He came home to a family that has two members who were alive when he left but a family nonetheless overjoyed at his return.
Even though it was in a casket draped with an American flag.
“This is my uncle Jack,” his niece, Marilyn Harkins Claassen said, gently placing her hand on the casket in the Ross G. Walker Funeral Home. “It’s hard to believe. They say, ‘No soldier’s left behind,’ but so many soldiers are left behind.”
The remains of U.S. Marine Corps Cpl. John D. “Jack” Yeager, who left New Kensington in October 1942 to fight the Japanese in World War II, were laid to rest Saturday in St. Mary Cemetery, Lower Burrell with full military honors.
Yeager, a Marine airman, was killed on April 22, 1942, when the bomber in which he was a tailgunner crashed in a storm during a training flight.

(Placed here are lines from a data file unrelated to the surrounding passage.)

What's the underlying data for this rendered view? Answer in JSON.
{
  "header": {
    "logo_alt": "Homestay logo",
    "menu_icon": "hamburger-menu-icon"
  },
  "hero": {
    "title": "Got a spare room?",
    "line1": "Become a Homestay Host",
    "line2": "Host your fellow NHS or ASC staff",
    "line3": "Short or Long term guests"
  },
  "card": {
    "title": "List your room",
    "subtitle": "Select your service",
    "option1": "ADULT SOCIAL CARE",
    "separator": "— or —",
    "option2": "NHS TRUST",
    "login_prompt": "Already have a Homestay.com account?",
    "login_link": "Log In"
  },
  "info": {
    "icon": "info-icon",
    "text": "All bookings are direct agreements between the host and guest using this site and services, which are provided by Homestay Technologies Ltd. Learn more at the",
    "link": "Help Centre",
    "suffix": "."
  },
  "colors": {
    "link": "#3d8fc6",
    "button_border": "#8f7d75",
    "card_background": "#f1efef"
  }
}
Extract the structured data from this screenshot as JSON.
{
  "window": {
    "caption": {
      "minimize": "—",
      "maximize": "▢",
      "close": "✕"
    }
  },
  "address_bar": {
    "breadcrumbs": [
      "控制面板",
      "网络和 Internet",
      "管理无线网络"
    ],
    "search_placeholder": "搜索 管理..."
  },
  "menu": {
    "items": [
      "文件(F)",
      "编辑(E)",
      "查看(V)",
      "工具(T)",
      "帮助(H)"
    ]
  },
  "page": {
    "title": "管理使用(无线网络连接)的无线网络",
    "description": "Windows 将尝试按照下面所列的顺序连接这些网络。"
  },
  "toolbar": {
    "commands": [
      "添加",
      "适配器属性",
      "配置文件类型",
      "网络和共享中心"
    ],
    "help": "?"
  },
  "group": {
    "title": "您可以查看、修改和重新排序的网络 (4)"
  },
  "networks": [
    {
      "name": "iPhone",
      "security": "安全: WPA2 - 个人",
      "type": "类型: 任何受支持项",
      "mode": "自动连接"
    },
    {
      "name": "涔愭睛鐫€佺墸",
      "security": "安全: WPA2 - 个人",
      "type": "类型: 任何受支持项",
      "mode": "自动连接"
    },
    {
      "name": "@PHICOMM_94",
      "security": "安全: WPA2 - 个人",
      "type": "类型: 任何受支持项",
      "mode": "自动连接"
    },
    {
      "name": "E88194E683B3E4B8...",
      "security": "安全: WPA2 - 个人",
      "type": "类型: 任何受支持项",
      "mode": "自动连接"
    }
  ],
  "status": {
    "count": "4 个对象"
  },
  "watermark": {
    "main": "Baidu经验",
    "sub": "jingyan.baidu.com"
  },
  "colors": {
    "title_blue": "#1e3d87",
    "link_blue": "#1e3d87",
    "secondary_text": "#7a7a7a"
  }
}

He was 23 years old.
The family thought for most of that time that his plane crashed into the Pacific Ocean since that was what the Marines Corps told them.
However, a report that detailed that the plane was lost over the island of Espiritu Santo, part of Vanuatu, was misplaced.
Then in 1994, a private expedition that was searching for another crash site came upon the site where Yeager’s plane crashed.
Located in rugged terrain with dense vegetation, the site was difficult to access. Finally, from 2009 to 2011, recovery teams excavated the site during three 45-day missions.
Yeager’s remains were identified through a DNA match with a sample provided by Claassen along with an ID bracelet he wore and an inscribed wedding ring.
On Friday, the remains were flown to Pittsburgh International Airport, where Claassen and her cousin, John “Jack” Smith of Lower Burrell, and an honor guard of eight Marines, met the casket when it arrived. Smith was named after his uncle.
“It means everything in the world that he is home with us,” Smith said after the funeral. “It really meant something more than words can express to see them take him off the plane. It was an experience. I wouldn’t want to do it again.”
His brother, Bernie Smith, 74, of New Kensington, and Claassen’s brother, Daniel Harkins, 79, of Carrollton, Texas, are the two family members who knew their uncle. Bernie Smith was 5 when Yeager went off to war.Harkins was 10.
One vivid memory for Harkins was Christmas Day 1941, 18 days after the surprise Japanese attack on Pearl Harbor.
“Christmas was at our house, and he said he was going to join the Marines,” Harkins said. “And that kind of put a shadow over everything.”
But he said his uncle Jack picked up one of his presents, a toy gun that shot corks about 10 feet. Pointing it toward the Christmas tree, said, “Watch me hit that yellow light right there.”
“He shot and hit that light square, shattering it, and that kind of lightened the mood,” Harkins said.
“I think the thing that meant the most to me today was how the community remembered him,” Bernie Smith said. “I think all the veterans groups participated.”
Indeed, members of the VFW, the Marine Corps League and the American Legion participated.
A group of cadets from the Valley High School Army ROTC stood at attention outside the funeral home along Freeport Road and an honor guard detachment from Rolling Thunder, the motorcycle group that campaigns for the return of American prisoners of war and finding those missing in action, were part of the funeral procession.
Right before the entrance to the cemetery along Route 56, the aerial truck ladders from New Kensington and Arnold fire departments formed an arch with a large American flag in the center for the procession to pass under.
The homecoming for the uncle she knew only through stories from her family and reading the countless letters he wrote while in the Marines, is “a continuance,” Claassen said.
“A continuance of his memory,” she said. “Yes, there is closure, and he is here at home and I can visit him.
But it is a continuance of the love he gave to us and we can continue to give to him.”
Tom Yerace is a staff writer for Trib Total Media. He can be reached at 724-226-4675 or email@example.com.